• Data for review:
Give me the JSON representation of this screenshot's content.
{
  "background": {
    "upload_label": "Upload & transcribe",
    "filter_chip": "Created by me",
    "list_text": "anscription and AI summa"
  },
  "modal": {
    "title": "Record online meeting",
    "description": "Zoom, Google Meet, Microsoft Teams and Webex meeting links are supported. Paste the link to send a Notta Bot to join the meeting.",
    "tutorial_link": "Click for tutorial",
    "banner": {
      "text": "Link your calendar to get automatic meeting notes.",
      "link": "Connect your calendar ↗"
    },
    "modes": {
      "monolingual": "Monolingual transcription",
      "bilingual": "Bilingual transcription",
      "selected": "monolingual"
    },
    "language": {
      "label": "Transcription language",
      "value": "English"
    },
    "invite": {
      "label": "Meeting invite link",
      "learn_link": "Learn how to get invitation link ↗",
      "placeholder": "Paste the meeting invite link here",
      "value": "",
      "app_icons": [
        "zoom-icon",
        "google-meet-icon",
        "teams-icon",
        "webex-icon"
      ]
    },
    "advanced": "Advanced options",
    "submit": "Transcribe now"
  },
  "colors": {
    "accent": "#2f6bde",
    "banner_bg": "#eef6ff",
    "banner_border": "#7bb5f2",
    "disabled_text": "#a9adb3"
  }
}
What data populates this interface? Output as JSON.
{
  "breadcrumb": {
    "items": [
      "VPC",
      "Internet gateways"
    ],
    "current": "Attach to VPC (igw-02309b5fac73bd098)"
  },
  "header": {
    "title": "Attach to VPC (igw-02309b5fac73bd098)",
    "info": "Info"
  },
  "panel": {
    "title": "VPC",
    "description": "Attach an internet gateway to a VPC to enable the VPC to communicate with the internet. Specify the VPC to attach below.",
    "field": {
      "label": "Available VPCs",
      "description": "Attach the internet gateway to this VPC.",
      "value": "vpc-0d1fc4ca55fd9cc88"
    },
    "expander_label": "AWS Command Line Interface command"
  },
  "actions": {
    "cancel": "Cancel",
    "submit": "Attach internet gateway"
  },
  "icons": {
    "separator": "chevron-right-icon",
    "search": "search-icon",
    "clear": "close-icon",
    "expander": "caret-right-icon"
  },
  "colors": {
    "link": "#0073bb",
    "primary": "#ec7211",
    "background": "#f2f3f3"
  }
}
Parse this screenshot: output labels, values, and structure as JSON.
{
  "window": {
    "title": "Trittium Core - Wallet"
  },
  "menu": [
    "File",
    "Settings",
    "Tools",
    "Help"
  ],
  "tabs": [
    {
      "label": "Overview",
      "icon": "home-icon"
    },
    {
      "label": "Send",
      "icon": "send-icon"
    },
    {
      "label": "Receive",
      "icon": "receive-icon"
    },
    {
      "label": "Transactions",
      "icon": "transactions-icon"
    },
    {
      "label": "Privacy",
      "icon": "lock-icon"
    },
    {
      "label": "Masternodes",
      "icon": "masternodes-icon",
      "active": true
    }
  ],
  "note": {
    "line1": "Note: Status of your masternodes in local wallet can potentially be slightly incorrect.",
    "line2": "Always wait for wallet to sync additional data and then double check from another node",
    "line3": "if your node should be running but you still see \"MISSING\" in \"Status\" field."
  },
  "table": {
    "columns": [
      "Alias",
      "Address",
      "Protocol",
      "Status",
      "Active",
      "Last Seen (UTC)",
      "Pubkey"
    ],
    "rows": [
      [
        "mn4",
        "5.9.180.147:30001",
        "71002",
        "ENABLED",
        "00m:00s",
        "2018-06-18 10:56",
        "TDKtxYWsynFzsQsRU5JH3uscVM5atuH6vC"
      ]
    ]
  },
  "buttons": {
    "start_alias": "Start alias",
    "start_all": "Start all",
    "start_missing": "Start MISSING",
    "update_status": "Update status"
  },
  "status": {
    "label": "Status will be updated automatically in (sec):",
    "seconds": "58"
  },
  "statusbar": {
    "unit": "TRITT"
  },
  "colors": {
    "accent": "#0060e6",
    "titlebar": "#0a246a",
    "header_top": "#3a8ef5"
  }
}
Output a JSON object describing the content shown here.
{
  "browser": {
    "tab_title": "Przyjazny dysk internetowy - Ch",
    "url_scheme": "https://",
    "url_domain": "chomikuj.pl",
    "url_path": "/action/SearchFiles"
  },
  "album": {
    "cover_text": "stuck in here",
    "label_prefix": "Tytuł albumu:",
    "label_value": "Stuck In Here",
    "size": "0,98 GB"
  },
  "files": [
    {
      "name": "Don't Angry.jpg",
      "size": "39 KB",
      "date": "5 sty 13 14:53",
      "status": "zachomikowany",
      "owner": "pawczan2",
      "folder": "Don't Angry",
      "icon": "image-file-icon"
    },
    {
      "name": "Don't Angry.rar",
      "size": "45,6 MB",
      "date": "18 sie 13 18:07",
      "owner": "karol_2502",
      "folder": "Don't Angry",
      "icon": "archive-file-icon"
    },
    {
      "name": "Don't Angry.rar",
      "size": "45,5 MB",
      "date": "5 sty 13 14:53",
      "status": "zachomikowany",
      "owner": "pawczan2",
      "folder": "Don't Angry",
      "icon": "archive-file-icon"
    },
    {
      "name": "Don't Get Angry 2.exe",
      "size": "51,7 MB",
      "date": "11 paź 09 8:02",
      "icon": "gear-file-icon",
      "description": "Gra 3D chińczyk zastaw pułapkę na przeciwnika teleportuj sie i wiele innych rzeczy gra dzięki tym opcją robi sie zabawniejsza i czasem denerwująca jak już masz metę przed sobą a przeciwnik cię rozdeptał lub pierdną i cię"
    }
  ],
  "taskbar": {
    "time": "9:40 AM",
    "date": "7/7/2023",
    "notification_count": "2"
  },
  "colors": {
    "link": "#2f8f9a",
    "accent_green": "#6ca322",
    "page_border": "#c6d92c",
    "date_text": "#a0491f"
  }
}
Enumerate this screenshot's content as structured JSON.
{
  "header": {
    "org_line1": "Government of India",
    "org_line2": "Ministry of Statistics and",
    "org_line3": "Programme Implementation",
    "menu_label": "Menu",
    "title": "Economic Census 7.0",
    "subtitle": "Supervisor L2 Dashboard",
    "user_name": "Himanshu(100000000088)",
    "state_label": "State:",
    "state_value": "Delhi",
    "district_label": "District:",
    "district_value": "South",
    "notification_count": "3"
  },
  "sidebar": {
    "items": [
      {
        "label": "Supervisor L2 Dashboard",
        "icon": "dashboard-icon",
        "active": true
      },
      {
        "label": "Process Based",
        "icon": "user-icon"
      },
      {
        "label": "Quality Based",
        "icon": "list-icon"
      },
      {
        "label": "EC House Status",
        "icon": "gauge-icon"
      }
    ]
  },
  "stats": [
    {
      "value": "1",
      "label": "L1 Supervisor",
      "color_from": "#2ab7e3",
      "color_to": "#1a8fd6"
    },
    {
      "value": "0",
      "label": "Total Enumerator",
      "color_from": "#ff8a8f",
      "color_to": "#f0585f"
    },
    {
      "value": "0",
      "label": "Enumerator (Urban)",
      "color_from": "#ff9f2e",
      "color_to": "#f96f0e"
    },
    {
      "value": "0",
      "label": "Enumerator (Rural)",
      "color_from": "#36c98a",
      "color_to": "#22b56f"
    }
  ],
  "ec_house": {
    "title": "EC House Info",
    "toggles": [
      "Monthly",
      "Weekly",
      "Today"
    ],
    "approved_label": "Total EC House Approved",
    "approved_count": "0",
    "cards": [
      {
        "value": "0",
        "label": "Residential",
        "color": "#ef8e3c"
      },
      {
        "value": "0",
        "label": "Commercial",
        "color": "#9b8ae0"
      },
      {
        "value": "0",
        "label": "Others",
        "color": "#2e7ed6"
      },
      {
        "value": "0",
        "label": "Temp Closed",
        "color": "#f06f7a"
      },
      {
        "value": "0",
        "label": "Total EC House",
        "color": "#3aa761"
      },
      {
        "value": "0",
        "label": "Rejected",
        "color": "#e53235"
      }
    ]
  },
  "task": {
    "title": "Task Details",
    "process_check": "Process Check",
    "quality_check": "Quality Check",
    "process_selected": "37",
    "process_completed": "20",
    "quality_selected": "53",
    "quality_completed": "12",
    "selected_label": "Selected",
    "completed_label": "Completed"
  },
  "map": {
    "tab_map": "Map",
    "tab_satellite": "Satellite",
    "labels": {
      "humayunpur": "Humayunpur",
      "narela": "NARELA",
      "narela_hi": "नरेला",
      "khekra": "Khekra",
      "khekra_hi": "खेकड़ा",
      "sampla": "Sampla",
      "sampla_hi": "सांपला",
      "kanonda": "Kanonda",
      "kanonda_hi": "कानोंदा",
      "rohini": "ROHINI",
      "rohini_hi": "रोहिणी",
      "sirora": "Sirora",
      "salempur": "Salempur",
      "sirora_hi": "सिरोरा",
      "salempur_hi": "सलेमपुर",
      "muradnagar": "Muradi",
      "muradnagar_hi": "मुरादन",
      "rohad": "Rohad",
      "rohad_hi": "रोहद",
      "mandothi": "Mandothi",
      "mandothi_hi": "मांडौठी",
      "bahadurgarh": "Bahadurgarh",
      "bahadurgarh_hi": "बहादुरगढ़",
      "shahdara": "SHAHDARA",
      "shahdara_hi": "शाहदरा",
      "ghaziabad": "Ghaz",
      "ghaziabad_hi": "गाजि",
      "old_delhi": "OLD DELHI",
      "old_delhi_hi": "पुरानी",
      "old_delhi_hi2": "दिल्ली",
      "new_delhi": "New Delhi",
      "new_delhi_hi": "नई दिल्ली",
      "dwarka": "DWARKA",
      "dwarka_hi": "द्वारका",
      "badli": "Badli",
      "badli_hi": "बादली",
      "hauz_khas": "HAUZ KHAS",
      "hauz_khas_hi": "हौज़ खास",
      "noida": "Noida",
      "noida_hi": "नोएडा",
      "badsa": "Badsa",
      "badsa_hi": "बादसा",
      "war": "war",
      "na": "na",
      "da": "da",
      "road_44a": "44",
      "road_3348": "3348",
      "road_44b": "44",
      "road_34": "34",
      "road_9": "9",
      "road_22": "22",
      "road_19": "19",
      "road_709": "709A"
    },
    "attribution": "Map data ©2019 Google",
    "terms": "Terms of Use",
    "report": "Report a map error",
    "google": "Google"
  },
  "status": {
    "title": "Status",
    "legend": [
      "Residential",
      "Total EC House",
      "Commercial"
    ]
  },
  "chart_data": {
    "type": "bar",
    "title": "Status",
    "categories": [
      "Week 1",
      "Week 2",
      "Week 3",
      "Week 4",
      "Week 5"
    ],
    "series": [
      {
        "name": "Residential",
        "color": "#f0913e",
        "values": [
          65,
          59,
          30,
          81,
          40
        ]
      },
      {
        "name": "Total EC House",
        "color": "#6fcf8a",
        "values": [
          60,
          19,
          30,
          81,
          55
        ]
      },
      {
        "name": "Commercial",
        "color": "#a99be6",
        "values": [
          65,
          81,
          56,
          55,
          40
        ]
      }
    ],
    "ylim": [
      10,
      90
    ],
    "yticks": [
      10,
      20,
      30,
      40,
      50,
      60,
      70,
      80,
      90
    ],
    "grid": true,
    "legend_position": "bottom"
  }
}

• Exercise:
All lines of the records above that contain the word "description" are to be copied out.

• Answer:
    "description": "Zoom, Google Meet, Microsoft Teams and Webex meeting links are supported. Paste the link to send a Notta Bot to join the meeting.",
    "description": "Attach an internet gateway to a VPC to enable the VPC to communicate with the internet. Specify the VPC to attach below.",
      "description": "Attach the internet gateway to this VPC.",
      "description": "Gra 3D chińczyk zastaw pułapkę na przeciwnika teleportuj sie i wiele innych rzeczy gra dzięki tym opcją robi sie zabawniejsza i czasem denerwująca jak już masz metę przed sobą a przeciwnik cię rozdeptał lub pierdną i cię"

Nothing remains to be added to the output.